*Originally, much London stucco was intended to be painted to resemble stone. According to an essay 'Stucco' by Frank Kelsall in 'Good and Proper Materials' (London Topographical Society, 1989), oil painting of stucco (as found today) had become general by the 1840s, but was probably unknown to Nash. 

Monday, 9 January 2017

RFAC 2.0 in 2017?

Older readers may remember the Royal Fine Art Commission or RFAC, the architecture quango which was abolished and replaced by CABE in 1999.  Could it now be on the way back?

The patrician ethos of the Commission, under its Chairman Lord St John of Fawsley, didn't find favour with the Cool Britannia mindset of Tony Blair's New Labour administration elected in 1997. But what goes around comes around, and so when the coalition government arrived in 2010, CABE, probably now in turn seen as a Labour oriented outfit, lost its government funding and was nearly killed off in the over-hasty 'bonfire of the quangos'.

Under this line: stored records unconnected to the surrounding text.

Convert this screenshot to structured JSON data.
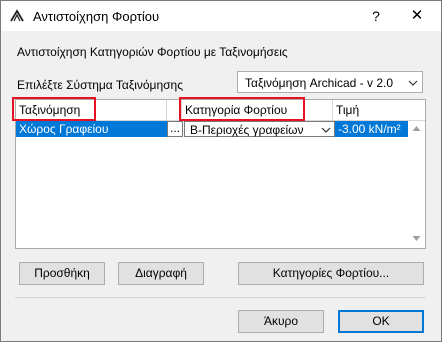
{
  "window": {
    "title": "Αντιστοίχηση Φορτίου",
    "help_label": "?",
    "close_label": "✕"
  },
  "section_label": "Αντιστοίχηση Κατηγοριών Φορτίου με Ταξινομήσεις",
  "system": {
    "label": "Επιλέξτε Σύστημα Ταξινόμησης",
    "selected": "Ταξινόμηση Archicad - v 2.0"
  },
  "table": {
    "headers": [
      "Ταξινόμηση",
      "Κατηγορία Φορτίου",
      "Τιμή"
    ],
    "rows": [
      {
        "classification": "Χώρος Γραφείου",
        "ellipsis": "...",
        "category": "Β-Περιοχές γραφείων",
        "value": "-3.00 kN/m²"
      }
    ]
  },
  "buttons": {
    "add": "Προσθήκη",
    "delete": "Διαγραφή",
    "categories": "Κατηγορίες Φορτίου...",
    "cancel": "Άκυρο",
    "ok": "OK"
  },
  "colors": {
    "selection": "#0078d7",
    "annotation_box": "#e81123"
  }
}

A body called the Royal Fine Art Commission Trust has however carried on quietly since 1999.  For a few years it ran an annual architecture award, as it had when the RFAC was extant - then after the death of Lord St John in 2012, things went quiet - but it has recently been upping its profile, perhaps considering that the circumstances are right for a re-founding of the Commission.  The Trust has eminent names listed as advisers and trustees, such as former Tory minister and grandee Lord Carrington, architecture patron and developer Lord Palumbo, and Lord Foster - and for political balance, Labour MP (but a posh one) Tristram Hunt.

In November Lord Foster delivered a lecture organised by the Trust, 'Designing the Future: Starting in the North' - in Manchester Town Hall - suggesting an alignment with government 'Northern Powerhouse' policies - although as reported by the AJ, this was undermined a bit by the headline grabbing part of the talk being devoted Foster's Thames Hub scheme for an estuary airport...

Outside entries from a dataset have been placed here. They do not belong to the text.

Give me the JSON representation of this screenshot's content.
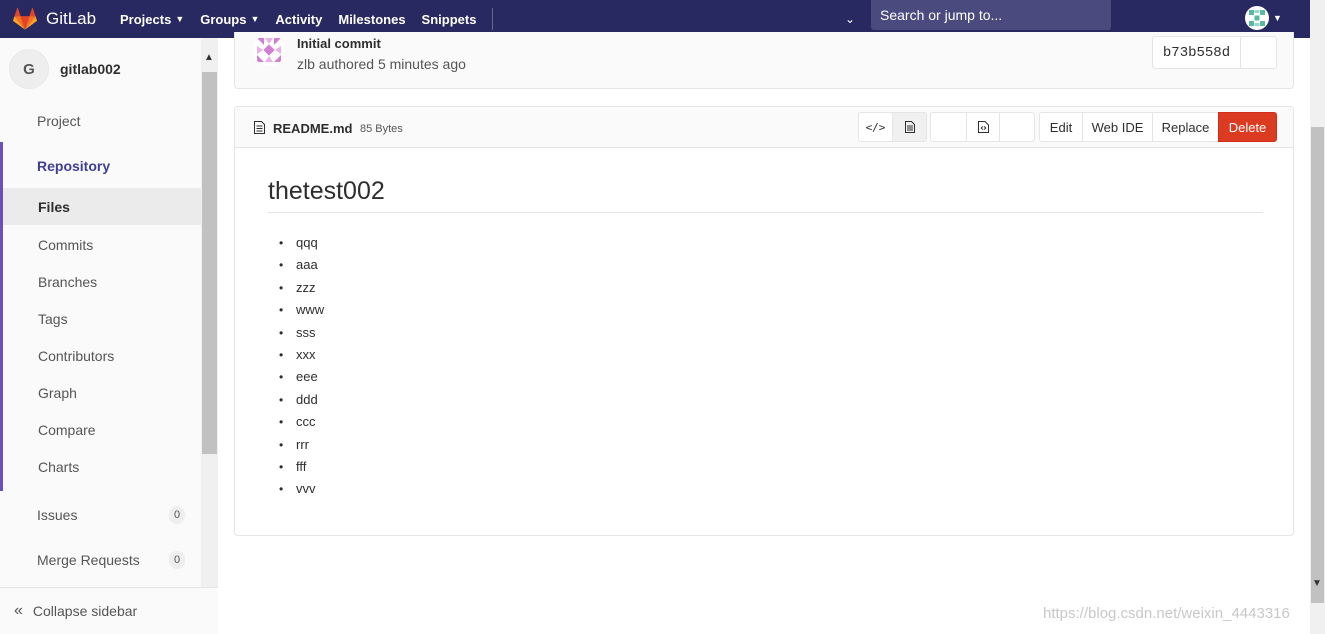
{
  "topnav": {
    "brand": "GitLab",
    "items": [
      {
        "label": "Projects",
        "dropdown": true
      },
      {
        "label": "Groups",
        "dropdown": true
      },
      {
        "label": "Activity",
        "dropdown": false
      },
      {
        "label": "Milestones",
        "dropdown": false
      },
      {
        "label": "Snippets",
        "dropdown": false
      }
    ],
    "search_placeholder": "Search or jump to...",
    "colors": {
      "bar": "#292961",
      "search": "#4a4a7e"
    }
  },
  "sidebar": {
    "project_initial": "G",
    "project_name": "gitlab002",
    "project_label": "Project",
    "repository_label": "Repository",
    "repo_items": [
      "Files",
      "Commits",
      "Branches",
      "Tags",
      "Contributors",
      "Graph",
      "Compare",
      "Charts"
    ],
    "issues_label": "Issues",
    "issues_count": "0",
    "mr_label": "Merge Requests",
    "mr_count": "0",
    "collapse_label": "Collapse sidebar"
  },
  "commit": {
    "title": "Initial commit",
    "meta": "zlb authored 5 minutes ago",
    "sha": "b73b558d"
  },
  "file": {
    "name": "README.md",
    "size": "85 Bytes",
    "buttons": {
      "edit": "Edit",
      "web_ide": "Web IDE",
      "replace": "Replace",
      "delete": "Delete"
    },
    "delete_color": "#db3b21"
  },
  "readme": {
    "heading": "thetest002",
    "items": [
      "qqq",
      "aaa",
      "zzz",
      "www",
      "sss",
      "xxx",
      "eee",
      "ddd",
      "ccc",
      "rrr",
      "fff",
      "vvv"
    ]
  },
  "watermark": "https://blog.csdn.net/weixin_4443316"
}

And for the last year, an @RoyalFineArt Twitter account has been tweeting prolifically on things architectural and urbanistic - and significantly, with the odd hint that there might be a need for a new Royal Fine Art Commission.

Full disclosure - I worked for the RFAC and then for CABE.  Both organisations offered good advice about major project proposals - and in spite of the shift in tone and style from meetings chaired by Lord St John (until 1999) to those chaired by Paul Finch and his successors (after 1999), the content and quality of the advice given didn't change much.  Though each organisation had the odd blind spot (e.g. things royal in one case, certain 'starchitect' schemes in the other), in general terms good schemes were still good schemes, bad schemes were still bad.

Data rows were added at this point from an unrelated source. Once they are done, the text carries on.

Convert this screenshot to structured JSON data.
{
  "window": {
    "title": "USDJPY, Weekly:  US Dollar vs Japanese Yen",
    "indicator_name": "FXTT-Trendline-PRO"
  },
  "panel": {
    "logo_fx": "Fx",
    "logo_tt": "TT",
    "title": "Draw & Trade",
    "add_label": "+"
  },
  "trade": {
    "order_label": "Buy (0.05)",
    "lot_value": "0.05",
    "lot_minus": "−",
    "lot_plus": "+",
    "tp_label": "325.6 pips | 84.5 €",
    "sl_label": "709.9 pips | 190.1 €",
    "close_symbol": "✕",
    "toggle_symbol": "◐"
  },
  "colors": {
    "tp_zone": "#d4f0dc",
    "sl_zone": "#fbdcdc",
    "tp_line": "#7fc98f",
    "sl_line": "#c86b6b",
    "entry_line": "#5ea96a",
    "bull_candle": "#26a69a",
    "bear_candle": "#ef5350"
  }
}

CABE's role and status, in its post-2010 guise as part of Design Council CABE, are rather diminished.  The quality of advice offered is still good, but the lack of political support and the lack of public funding have considerably reduced its capacity and its influence - as has the significant growth in the number of local design review panels.

It is good for architecture if there is at least some evidence of senior politicians thinking that the subject is important.  There is no sign of this whatsoever in the present administration - the one minister considered sympathetic, Ed Vaizey, lost his job last May.  A case can be made for a strong and authoritative independent voice to speak up for architecture in national discussions - but with no minister likely to take an interest, one wonders how successful the Trust could be in reviving the RFAC to fulfil this role, if it is serious about this.  The tone of the May administration is more Rotary Club than Bullingdon Club, so from that point of view the Trust's friends in high places may not be of quite the right kind.  But before long we could have an architecture buff as our king - perhaps that is where they are setting their sights?

I scanned my copy of the RFAC's 1999 'Final Report' for a hint of an intention to return.  I could find nothing.  But considerably stranger things have happened in the last twelve months.